By Rose L. Thayer
What’s Living in Your Makeup Bag?
Take a look inside your makeup bag and you’ll likely see your favorite lip gloss, maybe a well-used mascara, and a few battered compacts. But what you don’t see is the real problem. Microorganisms can colonize your cosmetics, creating unhealthy conditions that can make you sick and wreck your skin.
Among the most common bad guys found in makeup are Staphylococcus epidermidis (which causes staph infection), the cold-sore-causing strain of herpes, and mold. Before you consider adding Lysol to your makeup routine, check out these easy guidelines from Dr. Jessica Wu, a Los Angeles dermatologist, and Dr. Alfredo Torres, an associate professor at the University of Texas Medical Branch and an expert on infectious diseases, to keep your makeup clean and your health in the clear.
The rest of the article from The Daily Glow gives some great suggestions for doing your best to minimize germs in your own make-up and when you’re using in-store testers. Here’s my quick overview:

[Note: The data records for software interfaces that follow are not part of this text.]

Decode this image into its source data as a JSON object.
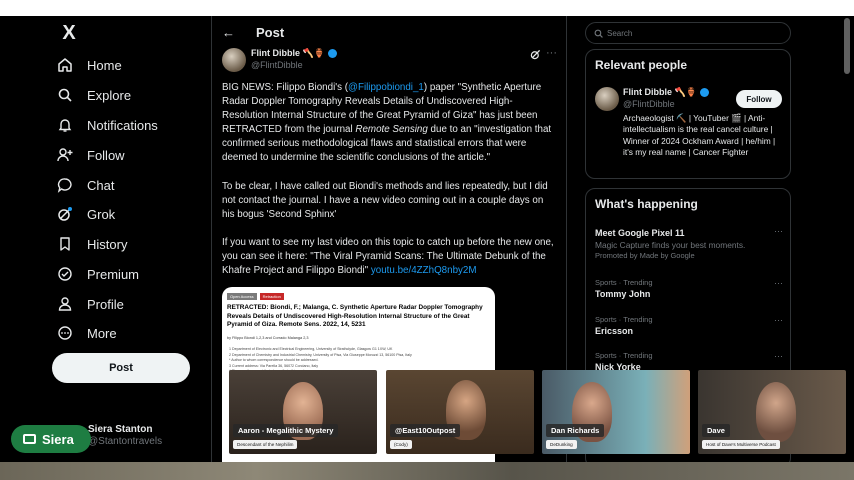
{
  "nav": {
    "logo": "X",
    "items": [
      {
        "label": "Home",
        "icon": "home-icon"
      },
      {
        "label": "Explore",
        "icon": "search-icon"
      },
      {
        "label": "Notifications",
        "icon": "bell-icon"
      },
      {
        "label": "Follow",
        "icon": "person-add-icon"
      },
      {
        "label": "Chat",
        "icon": "chat-icon"
      },
      {
        "label": "Grok",
        "icon": "grok-icon"
      },
      {
        "label": "History",
        "icon": "bookmark-icon"
      },
      {
        "label": "Premium",
        "icon": "check-badge-icon"
      },
      {
        "label": "Profile",
        "icon": "person-icon"
      },
      {
        "label": "More",
        "icon": "more-circle-icon"
      }
    ],
    "post_label": "Post",
    "account": {
      "name": "Siera Stanton",
      "handle": "@Stantontravels",
      "more": "···"
    }
  },
  "main": {
    "header": {
      "back": "←",
      "title": "Post"
    },
    "author": {
      "name": "Flint Dibble 🪓🏺",
      "handle": "@FlintDibble"
    },
    "paragraph1": {
      "pre": "BIG NEWS: Filippo Biondi's (",
      "mention": "@Filippobiondi_1",
      "mid": ") paper \"Synthetic Aperture Radar Doppler Tomography Reveals Details of Undiscovered High-Resolution Internal Structure of the Great Pyramid of Giza\" has just been RETRACTED from the journal ",
      "journal": "Remote Sensing",
      "post": " due to an \"investigation that confirmed serious methodological flaws and statistical errors that were deemed to undermine the scientific conclusions of the article.\""
    },
    "paragraph2": "To be clear, I have called out Biondi's methods and lies repeatedly, but I did not contact the journal. I have a new video coming out in a couple days on his bogus 'Second Sphinx'",
    "paragraph3": {
      "pre": "If you want to see my last video on this topic to catch up before the new one, you can see it here: \"The Viral Pyramid Scans: The Ultimate Debunk of the Khafre Project and Filippo Biondi\" ",
      "link": "youtu.be/4ZZhQ8nby2M"
    },
    "embed": {
      "tag_open": "Open Access",
      "tag_retracted": "Retraction",
      "title": "RETRACTED: Biondi, F.; Malanga, C. Synthetic Aperture Radar Doppler Tomography Reveals Details of Undiscovered High-Resolution Internal Structure of the Great Pyramid of Giza. Remote Sens. 2022, 14, 5231",
      "authors": "by Filippo Biondi 1,2,3 and Corrado Malanga 2,3",
      "aff1": "1 Department of Electronic and Electrical Engineering, University of Strathclyde, Glasgow G1 1XW, UK",
      "aff2": "2 Department of Chemistry and Industrial Chemistry, University of Pisa, Via Giuseppe Moruzzi 13, 56100 Pisa, Italy",
      "aff3": "* Author to whom correspondence should be addressed.",
      "aff4": "3 Current address: Via Parella 36, 56072 Corciano, Italy",
      "aff5": "† These authors contributed equally to this work."
    }
  },
  "right": {
    "search_placeholder": "Search",
    "relevant": {
      "title": "Relevant people",
      "name": "Flint Dibble 🪓🏺",
      "handle": "@FlintDibble",
      "follow": "Follow",
      "bio": "Archaeologist ⛏️ | YouTuber 🎬 | Anti-intellectualism is the real cancel culture | Winner of 2024 Ockham Award | he/him | it's my real name | Cancer Fighter"
    },
    "happening": {
      "title": "What's happening",
      "trends": [
        {
          "context": "",
          "title": "Meet Google Pixel 11",
          "sub": "Magic Capture finds your best moments.",
          "sub2": "Promoted by Made by Google"
        },
        {
          "context": "Sports · Trending",
          "title": "Tommy John",
          "sub": "",
          "sub2": ""
        },
        {
          "context": "Sports · Trending",
          "title": "Ericsson",
          "sub": "",
          "sub2": ""
        },
        {
          "context": "Sports · Trending",
          "title": "Nick Yorke",
          "sub": "",
          "sub2": ""
        }
      ],
      "more": "···"
    }
  },
  "overlay": {
    "host": "Siera",
    "guests": [
      {
        "name": "Aaron - Megalithic Mystery",
        "sub": "Descendant of the Nephilim"
      },
      {
        "name": "@East10Outpost",
        "sub": "(Cody)"
      },
      {
        "name": "Dan Richards",
        "sub": "DeDunking"
      },
      {
        "name": "Dave",
        "sub": "Host of Dave's Multiverse Podcast"
      }
    ]
  },
  "colors": {
    "accent": "#1d9bf0",
    "host_badge": "#1e7d42",
    "retracted_tag": "#c62828"
  }
}
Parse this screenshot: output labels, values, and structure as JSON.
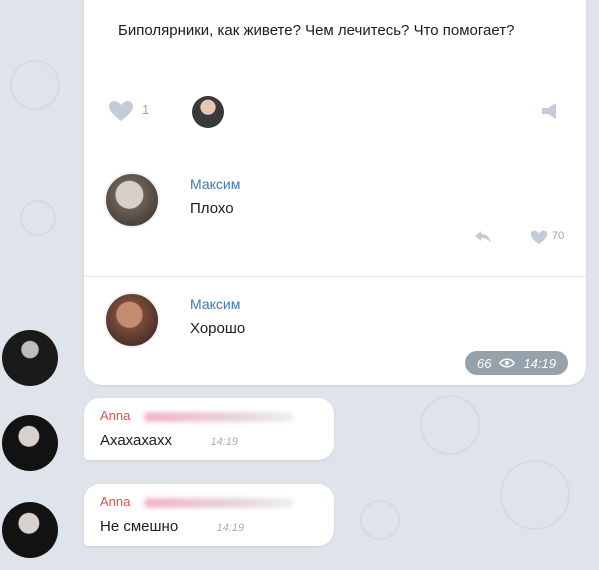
{
  "post": {
    "text": "Биполярники, как живете? Чем лечитесь? Что помогает?",
    "like_count": "1",
    "like_icon": "heart-icon",
    "share_icon": "share-icon"
  },
  "comments": [
    {
      "name": "Максим",
      "text": "Плохо",
      "likes": "70"
    },
    {
      "name": "Максим",
      "text": "Хорошо"
    }
  ],
  "forward_meta": {
    "views": "66",
    "time": "14:19"
  },
  "messages": [
    {
      "sender": "Anna",
      "text": "Ахахахахх",
      "time": "14:19"
    },
    {
      "sender": "Anna",
      "text": "Не смешно",
      "time": "14:19"
    }
  ],
  "colors": {
    "name_blue": "#3d7ab5",
    "sender_red": "#d9534f",
    "background": "#dfe3ea",
    "meta_pill": "#95a1ab"
  }
}
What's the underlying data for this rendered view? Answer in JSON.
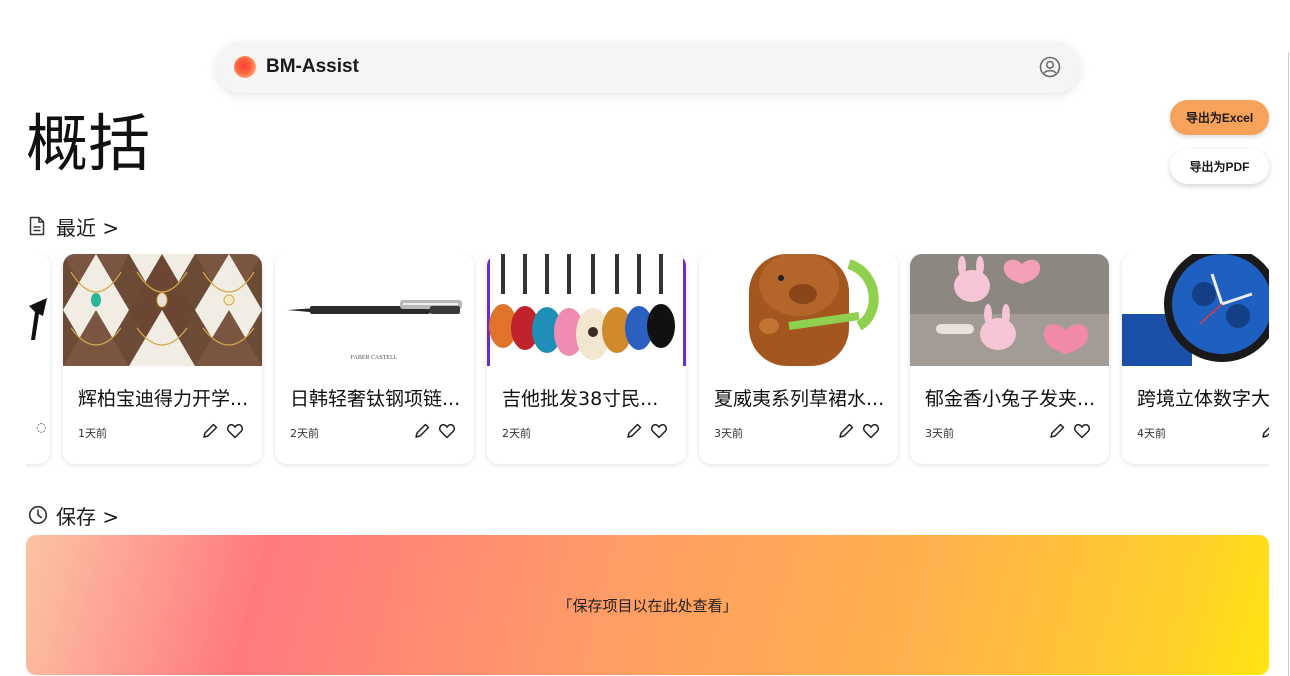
{
  "app": {
    "name": "BM-Assist"
  },
  "page": {
    "title": "概括"
  },
  "actions": {
    "export_excel": "导出为Excel",
    "export_pdf": "导出为PDF"
  },
  "sections": {
    "recent": {
      "label": "最近 >",
      "icon": "document-icon"
    },
    "saved": {
      "label": "保存 >",
      "icon": "clock-icon",
      "empty_message": "「保存项目以在此处查看」"
    }
  },
  "recent_items": [
    {
      "title": "",
      "time": ""
    },
    {
      "title": "辉柏宝迪得力开学...",
      "time": "1天前"
    },
    {
      "title": "日韩轻奢钛钢项链...",
      "time": "2天前"
    },
    {
      "title": "吉他批发38寸民...",
      "time": "2天前"
    },
    {
      "title": "夏威夷系列草裙水...",
      "time": "3天前"
    },
    {
      "title": "郁金香小兔子发夹...",
      "time": "3天前"
    },
    {
      "title": "跨境立体数字大",
      "time": "4天前"
    }
  ],
  "thumb_text": {
    "pen_brand": "FABER CASTELL"
  },
  "colors": {
    "accent": "#f7a25a"
  }
}
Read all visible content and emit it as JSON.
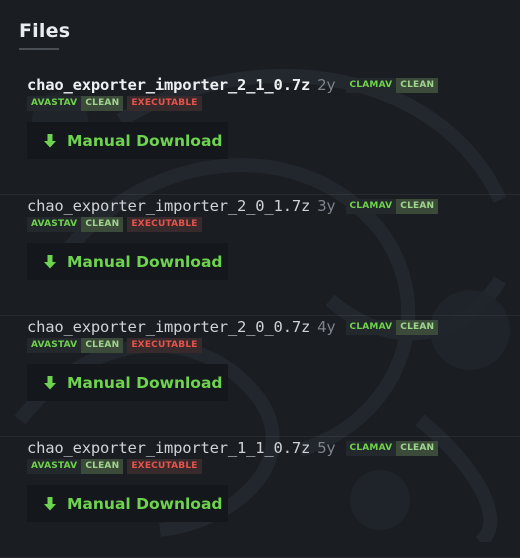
{
  "section": {
    "title": "Files"
  },
  "colors": {
    "accent_green": "#6ed34e",
    "executable_red": "#e5534b",
    "clean_text": "#9fd68e",
    "background": "#1a1e23"
  },
  "download_icon": "arrow-down-icon",
  "files": [
    {
      "name": "chao_exporter_importer_2_1_0.7z",
      "age": "2y",
      "scans": [
        {
          "scanner": "CLAMAV",
          "result": "CLEAN"
        },
        {
          "scanner": "AVASTAV",
          "result": "CLEAN"
        }
      ],
      "flag": "EXECUTABLE",
      "download_label": "Manual Download",
      "name_color": "#eef0f2"
    },
    {
      "name": "chao_exporter_importer_2_0_1.7z",
      "age": "3y",
      "scans": [
        {
          "scanner": "CLAMAV",
          "result": "CLEAN"
        },
        {
          "scanner": "AVASTAV",
          "result": "CLEAN"
        }
      ],
      "flag": "EXECUTABLE",
      "download_label": "Manual Download",
      "name_color": "#cfd3d7"
    },
    {
      "name": "chao_exporter_importer_2_0_0.7z",
      "age": "4y",
      "scans": [
        {
          "scanner": "CLAMAV",
          "result": "CLEAN"
        },
        {
          "scanner": "AVASTAV",
          "result": "CLEAN"
        }
      ],
      "flag": "EXECUTABLE",
      "download_label": "Manual Download",
      "name_color": "#cfd3d7"
    },
    {
      "name": "chao_exporter_importer_1_1_0.7z",
      "age": "5y",
      "scans": [
        {
          "scanner": "CLAMAV",
          "result": "CLEAN"
        },
        {
          "scanner": "AVASTAV",
          "result": "CLEAN"
        }
      ],
      "flag": "EXECUTABLE",
      "download_label": "Manual Download",
      "name_color": "#cfd3d7"
    }
  ]
}
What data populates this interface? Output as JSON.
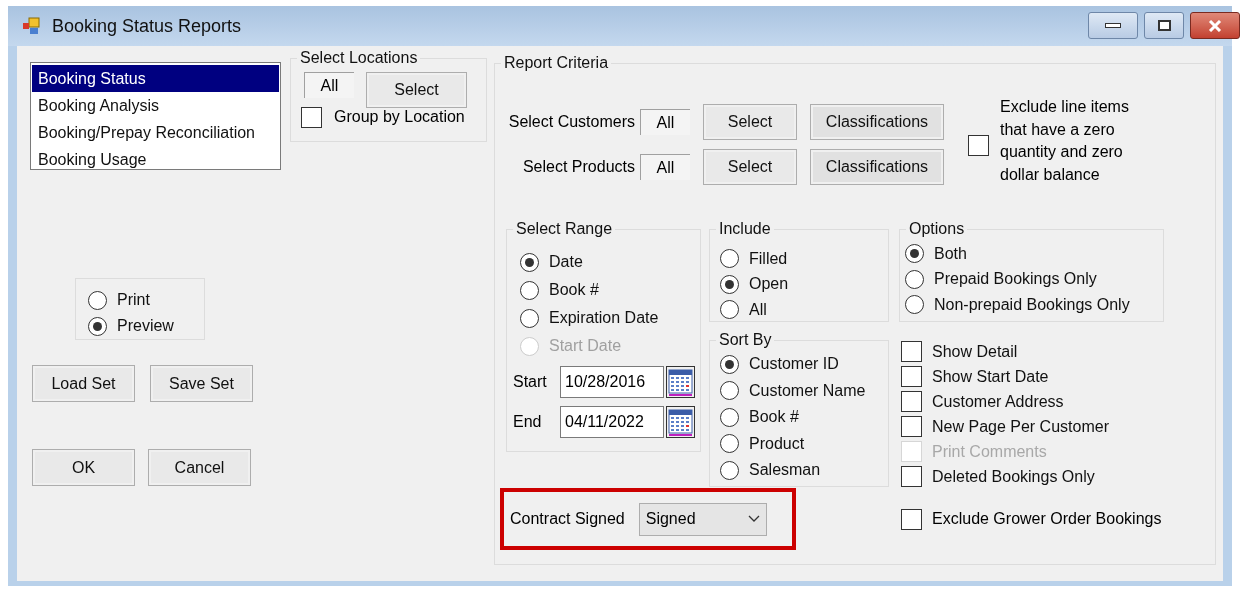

- Throw out your old makeup. 3 months is the rule-of-thumb. Though few of us are probably that vigilant, don’t let it go too long! If you notice a color change in your product, toss it. If the makeup has an expiration date, don’t ignore it. Specific ingredients may have a shelf-life and can affect the safety and the efficacy of the product.
- Think before you use that in-store tester. Use a new cotton swab, mascara wand, sponge applicator to apply make-up from a tester. Test lipstick on your hand: the woman who tried it before you may have had a cold sore!
- Powder foundation and eyeshadow is less likely to grow micro-organisms than liquids or creams.
- Clean your makeup brushes and applicators including mascara wands. When was the last time you washed your brushes? The rule-of-thumb here is once a week in a gentle cleaning solution: e.g. shampoo, Dr. Bronner’s soap etc. Not only will your brushes and applicators be safer, your make-up will go on better. Further, if you’re sick, don’t use your regular brushes/applicators. Switch to disposables till you’re well.
- Don’t blow the excess powder off of your brush! You could be blowing germs onto your brush. Tap the brush instead.
We all know this stuff, but we don’t often do it. So do it!